#### TASK BRIEF:
Print all the entries verbatim.

Data about app and page elements
━━━━━━━━━━━━━━━━

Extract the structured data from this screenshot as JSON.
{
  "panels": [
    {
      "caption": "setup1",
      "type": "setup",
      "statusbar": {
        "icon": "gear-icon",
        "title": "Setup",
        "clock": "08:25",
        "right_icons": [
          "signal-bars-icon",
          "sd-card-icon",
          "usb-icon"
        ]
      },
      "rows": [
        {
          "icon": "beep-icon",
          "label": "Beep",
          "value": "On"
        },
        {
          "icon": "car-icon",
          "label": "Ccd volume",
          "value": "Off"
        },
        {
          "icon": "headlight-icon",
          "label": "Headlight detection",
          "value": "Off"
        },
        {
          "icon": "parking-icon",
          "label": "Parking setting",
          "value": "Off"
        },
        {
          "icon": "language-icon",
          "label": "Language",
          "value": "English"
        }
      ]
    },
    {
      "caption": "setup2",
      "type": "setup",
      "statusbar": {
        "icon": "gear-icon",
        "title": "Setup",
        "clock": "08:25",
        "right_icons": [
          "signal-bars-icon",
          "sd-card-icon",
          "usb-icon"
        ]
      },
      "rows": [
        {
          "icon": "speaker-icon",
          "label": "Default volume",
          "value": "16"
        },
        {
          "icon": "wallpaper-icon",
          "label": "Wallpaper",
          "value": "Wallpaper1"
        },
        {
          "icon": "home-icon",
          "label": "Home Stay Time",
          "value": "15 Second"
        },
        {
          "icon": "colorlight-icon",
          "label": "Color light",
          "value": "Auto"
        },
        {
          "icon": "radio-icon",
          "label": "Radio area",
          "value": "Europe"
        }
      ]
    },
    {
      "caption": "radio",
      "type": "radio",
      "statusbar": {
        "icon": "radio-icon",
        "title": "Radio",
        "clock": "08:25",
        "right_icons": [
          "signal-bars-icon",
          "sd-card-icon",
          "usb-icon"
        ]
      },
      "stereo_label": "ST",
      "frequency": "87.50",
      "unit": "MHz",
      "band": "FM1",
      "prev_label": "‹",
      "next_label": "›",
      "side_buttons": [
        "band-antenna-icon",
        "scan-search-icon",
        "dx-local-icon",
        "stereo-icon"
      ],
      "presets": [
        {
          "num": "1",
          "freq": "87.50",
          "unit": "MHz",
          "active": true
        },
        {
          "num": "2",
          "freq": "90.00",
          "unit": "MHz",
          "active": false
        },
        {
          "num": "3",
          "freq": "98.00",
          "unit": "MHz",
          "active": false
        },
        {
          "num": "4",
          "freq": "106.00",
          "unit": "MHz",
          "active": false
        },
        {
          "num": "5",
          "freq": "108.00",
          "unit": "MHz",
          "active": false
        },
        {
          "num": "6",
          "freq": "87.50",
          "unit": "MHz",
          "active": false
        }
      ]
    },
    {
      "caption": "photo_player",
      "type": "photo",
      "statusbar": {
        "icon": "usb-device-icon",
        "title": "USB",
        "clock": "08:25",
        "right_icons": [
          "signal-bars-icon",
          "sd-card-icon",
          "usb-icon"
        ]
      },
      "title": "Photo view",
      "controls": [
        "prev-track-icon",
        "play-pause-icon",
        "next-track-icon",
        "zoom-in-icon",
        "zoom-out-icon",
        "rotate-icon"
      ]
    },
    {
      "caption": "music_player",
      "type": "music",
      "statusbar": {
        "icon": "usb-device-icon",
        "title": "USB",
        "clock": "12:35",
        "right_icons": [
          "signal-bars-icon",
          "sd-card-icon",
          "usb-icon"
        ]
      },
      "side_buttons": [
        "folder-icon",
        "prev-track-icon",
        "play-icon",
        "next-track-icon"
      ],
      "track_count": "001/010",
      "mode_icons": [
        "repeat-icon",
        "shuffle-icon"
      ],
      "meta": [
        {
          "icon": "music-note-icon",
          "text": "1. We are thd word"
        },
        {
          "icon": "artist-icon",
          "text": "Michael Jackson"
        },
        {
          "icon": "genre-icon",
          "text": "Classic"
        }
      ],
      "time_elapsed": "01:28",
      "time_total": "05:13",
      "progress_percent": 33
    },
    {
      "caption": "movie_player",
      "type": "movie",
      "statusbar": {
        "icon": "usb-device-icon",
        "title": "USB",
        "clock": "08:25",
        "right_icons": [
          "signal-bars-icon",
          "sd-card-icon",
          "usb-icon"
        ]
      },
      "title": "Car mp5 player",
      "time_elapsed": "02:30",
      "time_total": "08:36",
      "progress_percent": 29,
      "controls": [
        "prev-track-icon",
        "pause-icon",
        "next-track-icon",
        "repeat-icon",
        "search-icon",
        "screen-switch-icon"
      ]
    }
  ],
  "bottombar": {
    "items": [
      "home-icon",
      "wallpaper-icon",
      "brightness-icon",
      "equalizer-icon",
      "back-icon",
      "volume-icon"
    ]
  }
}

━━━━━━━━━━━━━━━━

#### SOLVED PROBLEM:
Extract the structured data from this screenshot as JSON.
{
  "panels": [
    {
      "caption": "setup1",
      "type": "setup",
      "statusbar": {
        "icon": "gear-icon",
        "title": "Setup",
        "clock": "08:25",
        "right_icons": [
          "signal-bars-icon",
          "sd-card-icon",
          "usb-icon"
        ]
      },
      "rows": [
        {
          "icon": "beep-icon",
          "label": "Beep",
          "value": "On"
        },
        {
          "icon": "car-icon",
          "label": "Ccd volume",
          "value": "Off"
        },
        {
          "icon": "headlight-icon",
          "label": "Headlight detection",
          "value": "Off"
        },
        {
          "icon": "parking-icon",
          "label": "Parking setting",
          "value": "Off"
        },
        {
          "icon": "language-icon",
          "label": "Language",
          "value": "English"
        }
      ]
    },
    {
      "caption": "setup2",
      "type": "setup",
      "statusbar": {
        "icon": "gear-icon",
        "title": "Setup",
        "clock": "08:25",
        "right_icons": [
          "signal-bars-icon",
          "sd-card-icon",
          "usb-icon"
        ]
      },
      "rows": [
        {
          "icon": "speaker-icon",
          "label": "Default volume",
          "value": "16"
        },
        {
          "icon": "wallpaper-icon",
          "label": "Wallpaper",
          "value": "Wallpaper1"
        },
        {
          "icon": "home-icon",
          "label": "Home Stay Time",
          "value": "15 Second"
        },
        {
          "icon": "colorlight-icon",
          "label": "Color light",
          "value": "Auto"
        },
        {
          "icon": "radio-icon",
          "label": "Radio area",
          "value": "Europe"
        }
      ]
    },
    {
      "caption": "radio",
      "type": "radio",
      "statusbar": {
        "icon": "radio-icon",
        "title": "Radio",
        "clock": "08:25",
        "right_icons": [
          "signal-bars-icon",
          "sd-card-icon",
          "usb-icon"
        ]
      },
      "stereo_label": "ST",
      "frequency": "87.50",
      "unit": "MHz",
      "band": "FM1",
      "prev_label": "‹",
      "next_label": "›",
      "side_buttons": [
        "band-antenna-icon",
        "scan-search-icon",
        "dx-local-icon",
        "stereo-icon"
      ],
      "presets": [
        {
          "num": "1",
          "freq": "87.50",
          "unit": "MHz",
          "active": true
        },
        {
          "num": "2",
          "freq": "90.00",
          "unit": "MHz",
          "active": false
        },
        {
          "num": "3",
          "freq": "98.00",
          "unit": "MHz",
          "active": false
        },
        {
          "num": "4",
          "freq": "106.00",
          "unit": "MHz",
          "active": false
        },
        {
          "num": "5",
          "freq": "108.00",
          "unit": "MHz",
          "active": false
        },
        {
          "num": "6",
          "freq": "87.50",
          "unit": "MHz",
          "active": false
        }
      ]
    },
    {
      "caption": "photo_player",
      "type": "photo",
      "statusbar": {
        "icon": "usb-device-icon",
        "title": "USB",
        "clock": "08:25",
        "right_icons": [
          "signal-bars-icon",
          "sd-card-icon",
          "usb-icon"
        ]
      },
      "title": "Photo view",
      "controls": [
        "prev-track-icon",
        "play-pause-icon",
        "next-track-icon",
        "zoom-in-icon",
        "zoom-out-icon",
        "rotate-icon"
      ]
    },
    {
      "caption": "music_player",
      "type": "music",
      "statusbar": {
        "icon": "usb-device-icon",
        "title": "USB",
        "clock": "12:35",
        "right_icons": [
          "signal-bars-icon",
          "sd-card-icon",
          "usb-icon"
        ]
      },
      "side_buttons": [
        "folder-icon",
        "prev-track-icon",
        "play-icon",
        "next-track-icon"
      ],
      "track_count": "001/010",
      "mode_icons": [
        "repeat-icon",
        "shuffle-icon"
      ],
      "meta": [
        {
          "icon": "music-note-icon",
          "text": "1. We are thd word"
        },
        {
          "icon": "artist-icon",
          "text": "Michael Jackson"
        },
        {
          "icon": "genre-icon",
          "text": "Classic"
        }
      ],
      "time_elapsed": "01:28",
      "time_total": "05:13",
      "progress_percent": 33
    },
    {
      "caption": "movie_player",
      "type": "movie",
      "statusbar": {
        "icon": "usb-device-icon",
        "title": "USB",
        "clock": "08:25",
        "right_icons": [
          "signal-bars-icon",
          "sd-card-icon",
          "usb-icon"
        ]
      },
      "title": "Car mp5 player",
      "time_elapsed": "02:30",
      "time_total": "08:36",
      "progress_percent": 29,
      "controls": [
        "prev-track-icon",
        "pause-icon",
        "next-track-icon",
        "repeat-icon",
        "search-icon",
        "screen-switch-icon"
      ]
    }
  ],
  "bottombar": {
    "items": [
      "home-icon",
      "wallpaper-icon",
      "brightness-icon",
      "equalizer-icon",
      "back-icon",
      "volume-icon"
    ]
  }
}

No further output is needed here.